Due to the different nature of how ice is formed at each pole, melt pools (fig 3) are far more significant in the arctic and cover almost 50% of the ice in the summer months (Brinkmeyer et al. 2004). Once a melt pool forms on the surface, it has a lower albedo of the surrounding ice, so it absorbs more energy, which in turn melts more ice. The salinity of theses areas is extremely low due to the fact the water is from melted snow and ice. They have often been known as lakes floating on the surface of the ice (Thomas 2004) Melt pools have a high surface area for microorganisms, such as bacteria, microalgae and protozoa, to grow. Due to the oligothropic nature of the water and the extreme levels of light due to the fact that the surface will only have a thin layer ice which normally melts during the day the melt pools are quite harsh (Brinkmeyer et al. 2004). It’s common to find terrestrial species, which have found their way to melt pools, which survive due to the low salinities. In comparison melt pools that form in the Antarctic are far less harsh, as they are commonly linked at the bottom by rotten ice, which allow marine species to become dominant (Thomas 2004).
Due to the arctic having periods of 24 hour sunlight in the summer, many of the organisms that live there are under extreme levels of ultraviolet radiation (UVB, Wickham and Carstens 1998). Melt pools exposure to UVB radiation is multiplied by the fact that that there are low levels of dissolved organic carbon to absorb the radiation.
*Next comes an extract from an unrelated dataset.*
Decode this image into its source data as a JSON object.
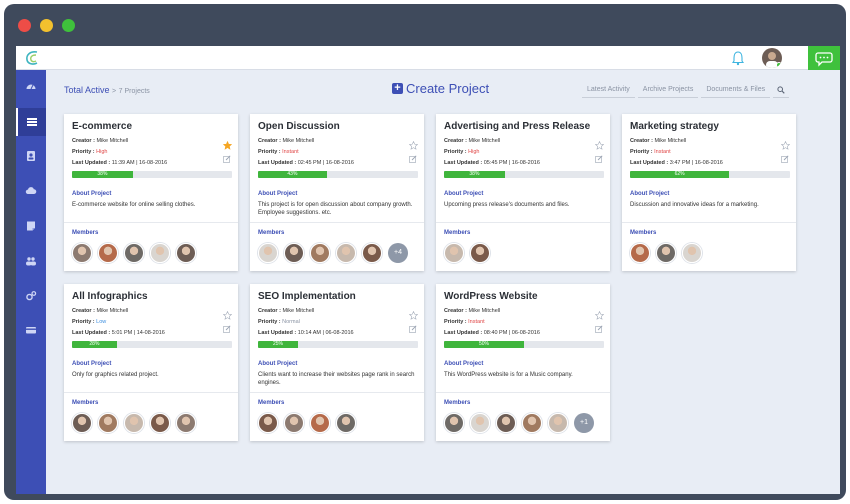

And also many UVB rays are reflected back from the icy bottom so organisms are hit multiple times by the same wave of radiation (Gibson et al. 2001). Studies have shown that certain bacteria are the least vulnerable to the radiation, suggesting there have evolved some kind of resistance (Wickham and Carstens 1998).